U.S. president Ronald Reagan personally asked French president François Mitterrand to block Abdallah’s release during a meeting in 1986.
But Abdallah was never released. Only in 2001 would he learn that one of his attorneys, Jean Paul Mazurier, during the negotiations and a subsequent criminal trial had been a secret agent of the French government, collecting information for its prosecutors to use against him.
In 1987, a special criminal court convicted Abdallah of the 1982 assassinations of U.S. Assistant Army Attaché Charles R. Ray and Israeli diplomat Yacov Barsimantov and involvement in the 1984 attempted assassination of U.S. Consul-General Robert Onan Homme.
‘One element of a wide range of actions’
French prosecutor Pierre Baechlin appealed for a light sentence, telling judges, “I beseech you, I implore you, not to pronounce a sentence of more than 10 years.” (Los Angeles Times, Feb. 28, 1987)

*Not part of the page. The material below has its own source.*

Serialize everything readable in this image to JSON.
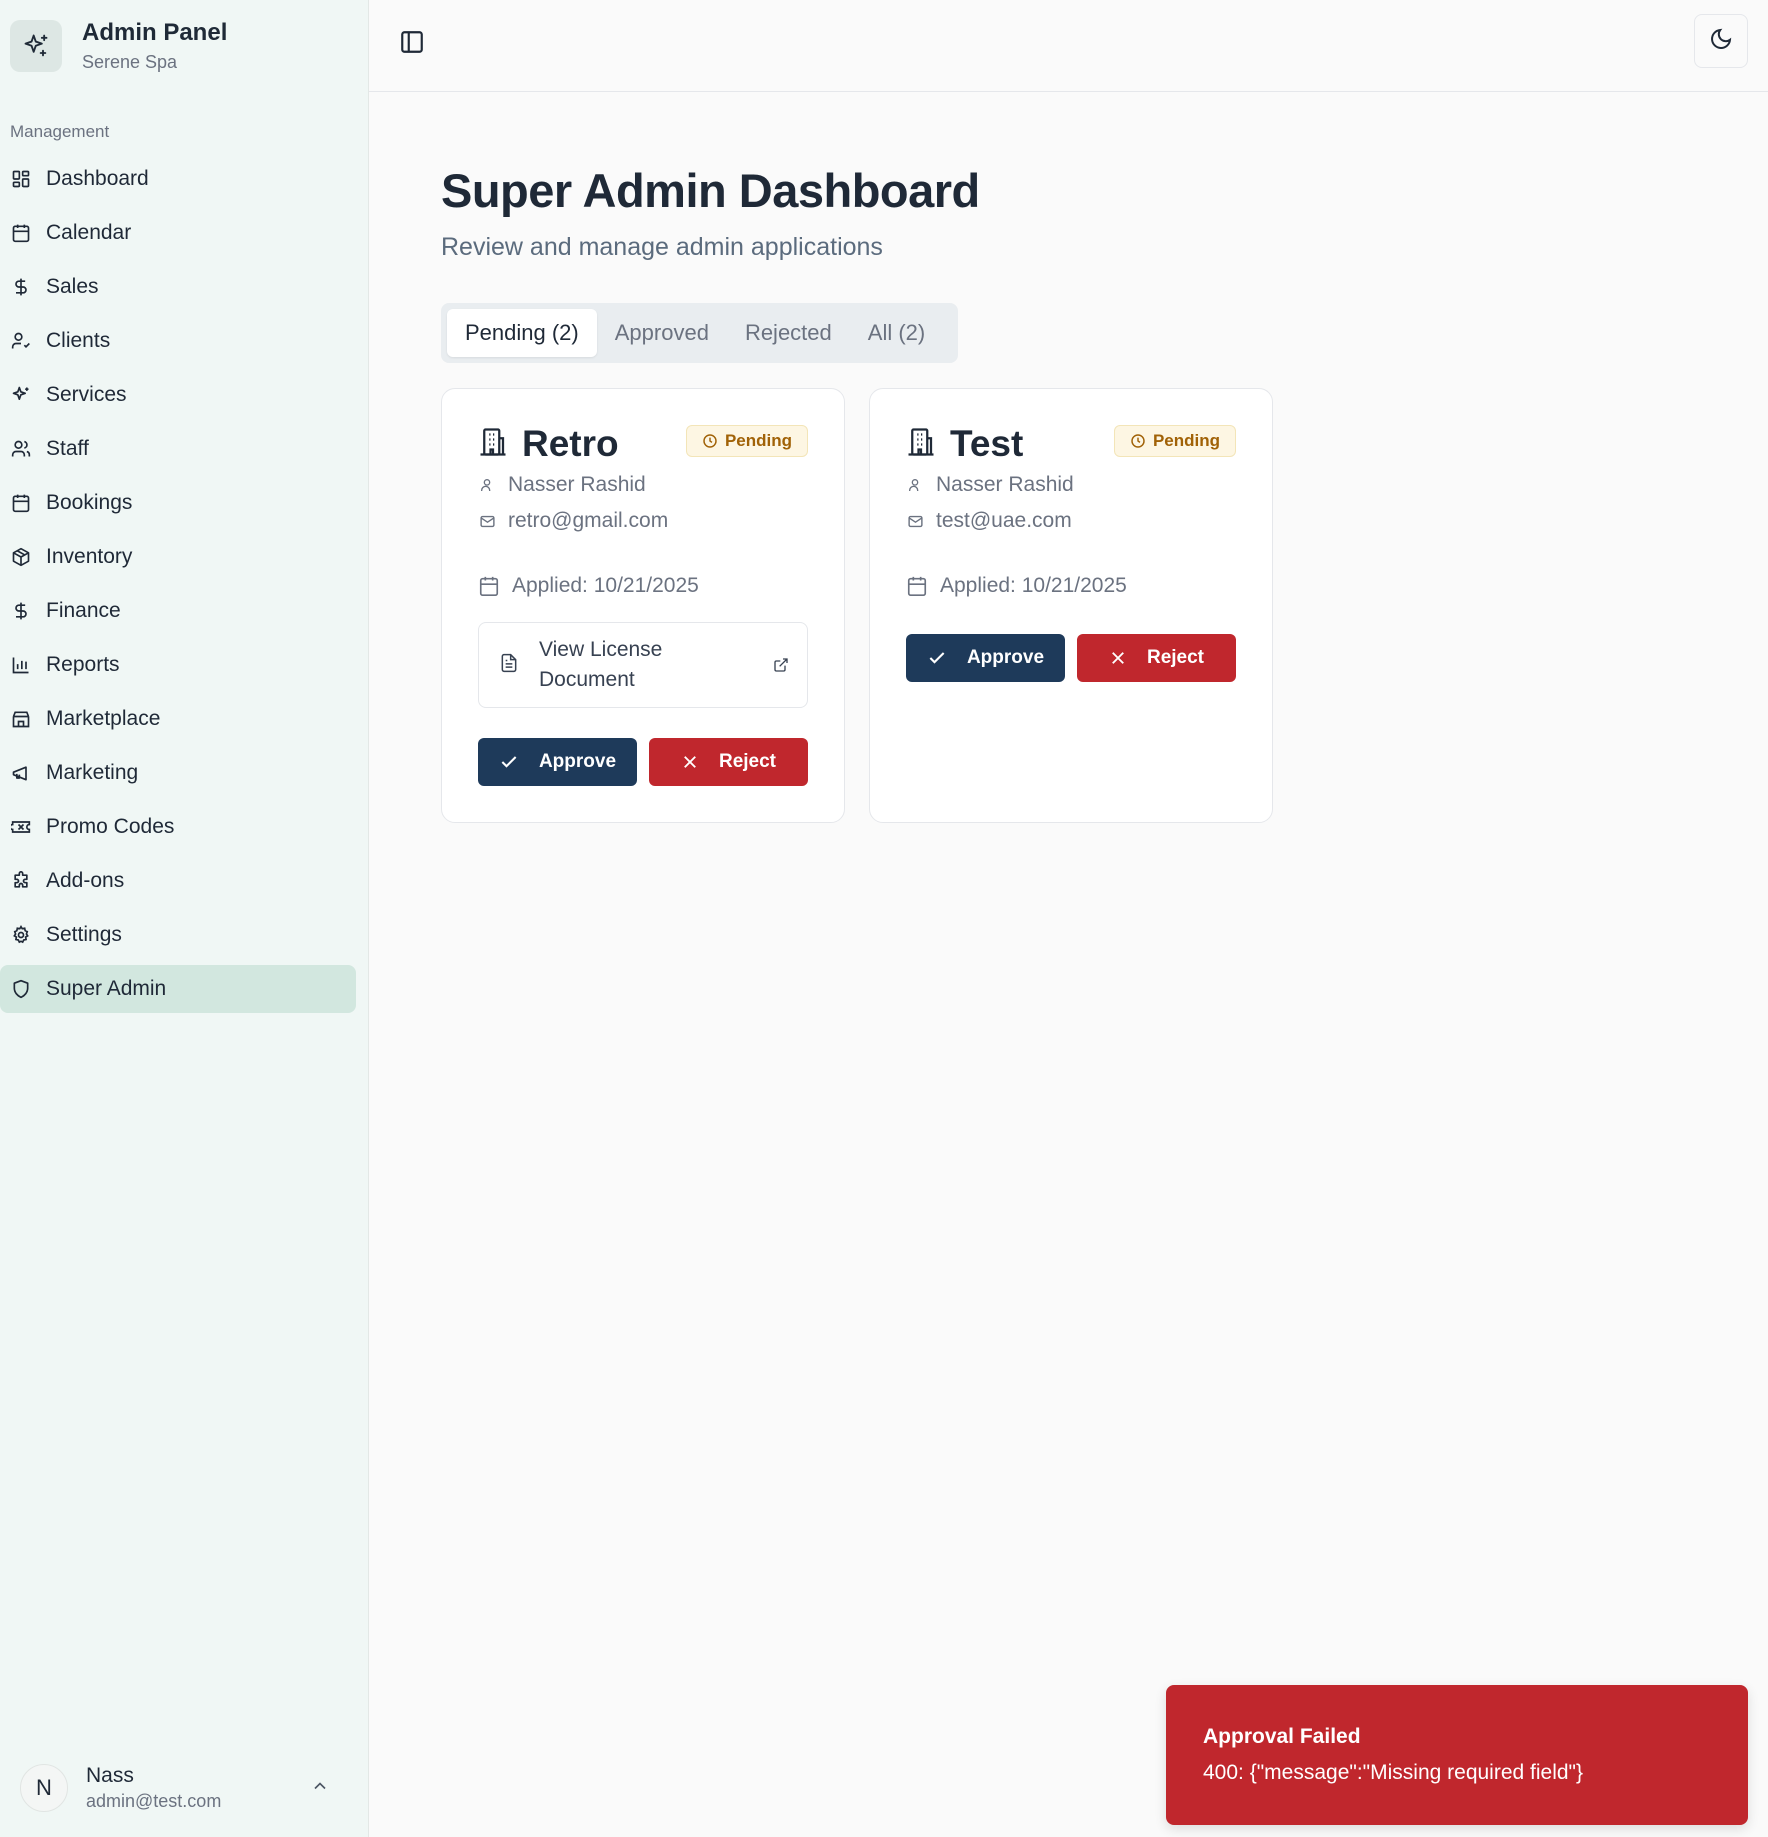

But the court unexpectedly deferred to French attorney Georges Kiejman, who had represented the U.S. government as a “civil plaintiff” to the case and urged a harsh sentence.
After the court sentenced Abdallah to life, shocking most French legal experts, U.S. Ambassador to France Joe M. Rodgers told reporters he was “pleased” by the outcome. (New York Times, March 1, 1987)
In following years, the U.S. government, as well as French and Israeli administrations, intervened to keep Abdallah imprisoned, even after French courts repeatedly ordered his freedom.
Declassified emails from Hillary Clinton’s private server show that in 2013 the secretary of state lodged a similar demand to block Abdallah’s release with French Foreign Minister Laurent Fabius. The French court of appeals had ordered Abdallah’s release a day earlier. The future U.S. presidential frontrunner told Fabius, “We hope French officials might find another basis to challenge the decision’s legality.” (samidoun.net, Jan. 18)
From his cell in Lannemezan, Abdallah wrote that his ongoing imprisonment was part of a broader effort to repress liberation struggles.
“In the Zionist jails, in Morocco, from the isolation cells in Turkey to those in Greece, in the Philippines and elsewhere in Europe and around the world, it is always the same,” he said in a statement read outside the prison on Oct. 22.
“Judicial persecution is only one element of a wide range of actions against revolutionary and pre-revolutionary movements.” (samidoun.net, Oct. 23)
Catron is a member of Al-Awda New York: The Palestine Right to Return Coalition and an organizer with Samidoun: Palestinian Prisoner Solidarity Network.